Groundhog day for a keystone cop-out?
According to Donald Trump, the Keystone XL will be an "incredible pipeline", but could it be that the official signing of the permit in the Oval Office will be the high point for this long-winded process?
Let's look at some of the issues that might see TransCanada, the company behind the project, eventually walk away.
First, making oil from the bitumen-rich Canadian tar sands is a messy and expensive business.
Separating the liquid from the sand requires huge amounts of water and heat, and environmentalists say the process causes about 17% more greenhouse gas emissions than standard oil extraction.
However, both Democrats and Republicans have over recent years supported, however reluctantly, this massive project, which would send more than 800,000 barrels of the tarry oil from Alberta, Canada, to the US Gulf Coast every day.
Back in 2010, then Secretary of State Hillary Clinton said that the Obama administration was "inclined" towards approval, based on an assessment of environmental and economic impacts.
The State department, which carried out the review, believed that there would be at least some jobs created in the short term, and the environmental and safety impacts of diverting that much oil from railroad cars were beneficial.
Environmentalists, though, were aghast at the thought of the overall effect on climate change from endorsing the tar sands source.
But for several years, much to the despair of the green movement, Obama remained conflicted over the project, torn between opting for dirty but secure Canadian oil over cleaner but vulnerable middle-eastern sources.
In November 2015, global warming gave him a way out of the dilemma.
Just a month before the key Paris climate meeting, John Kerry wrote that "moving forward with this project would significantly undermine our ability to continue leading the world in combating climate change". Obama scrapped XL, and it helped persuade the world to sign the Paris Climate Agreement.
But the new administration has made clear that jobs and infrastructure top climate change as priorities.
In January, President Trump asked the State department to re-assess the project. It has now found that the economic case makes sense and the pipeline "serves the national interest".
Mr Trump, struggling with healthcare reform, is very keen for a "win" on infrastructure and jobs, and the pipeline fits the bill.
But his rush to approve may actually end up delaying it significantly.
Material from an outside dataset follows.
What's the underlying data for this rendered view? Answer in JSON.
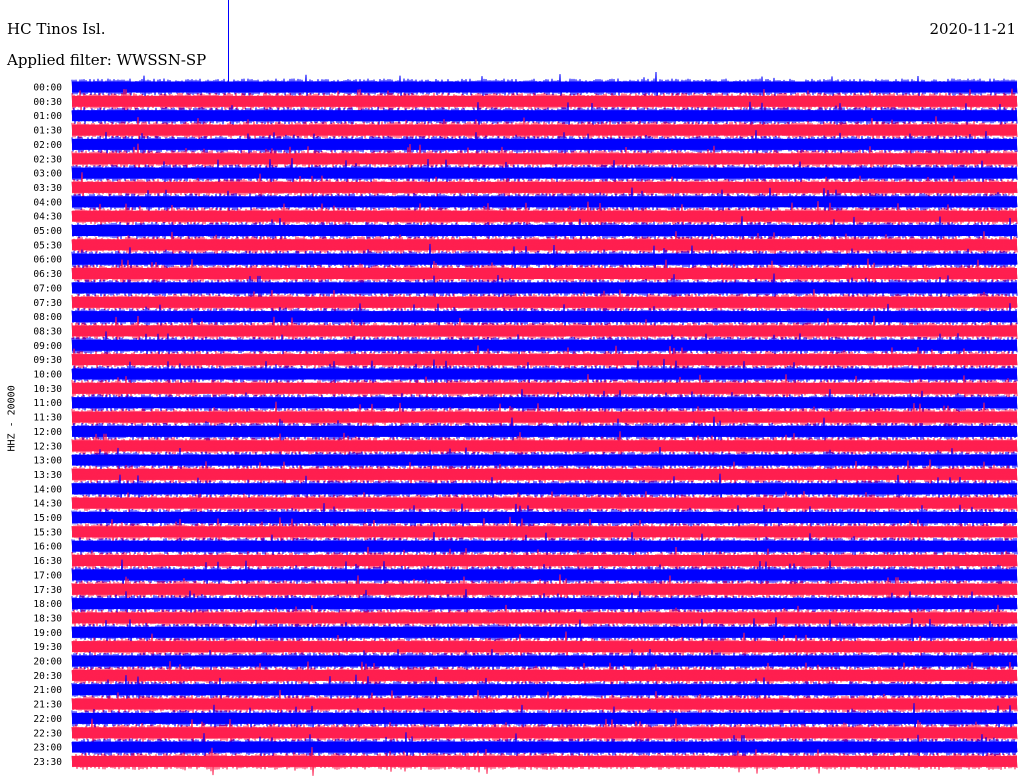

"Trump required the State department to make a decision within 60 days. That didn't allow them to do another environmental review of the project and meet that deadline, as US environmental law requires," said Anthony Swift from the National Resources Defense Council, who are looking to challenge the decision in the courts
"Allowing a decision to be made that flaunts the minimum requirements of our country's environmental laws would set an alarming precedent," he told BBC News.
There are many other complications, most of them centred around the state of Nebraska.
TransCanada has not had a route through the state approved, and that application process will take at least 8-12 months. Many landowners are reluctant to sell to the company and there are ongoing worries about polluting water sources.
"We're living in what feels to be the worst version of Groundhog Day imaginable, as every morning we're waking up to yet another decision made by Trump that would be disastrous for our climate, our communities, and our health," said Michael Brune, from the Sierra Club.
"But Trump will not succeed. The pipeline will pollute our air and water, destroy farmers' and ranchers' property, and enrich the foreign oil barons and corporate polluters that have been stocking Trump's cabinet and pulling his strings from the get-go."
The low price of oil makes XL (which stands for export limited and not extra large!) extremely expensive right now and the prospects of getting a good return on that investment is very distant.
As oil companies like Shell look to get rid of their tar sands holdings, a more pressing problem for the pipeline may be getting any oil to put in it.
"The chances of it opening in the next couple of years would appear to be pretty low," said Anthony Swift.
"TransCanada also has to find enough tar sands companies to back the pipeline, to make it economically feasible and in the current market it is hard to see which companies will be willing to commit to that kind of new production for 20-30 years."
And even if Keystone XL is built, it may not fulfil a key Trump requirement - to be constructed with "American steel". It seems that the TransCanada Corp has already ordered sufficient Canadian and Mexican supplies. Oops!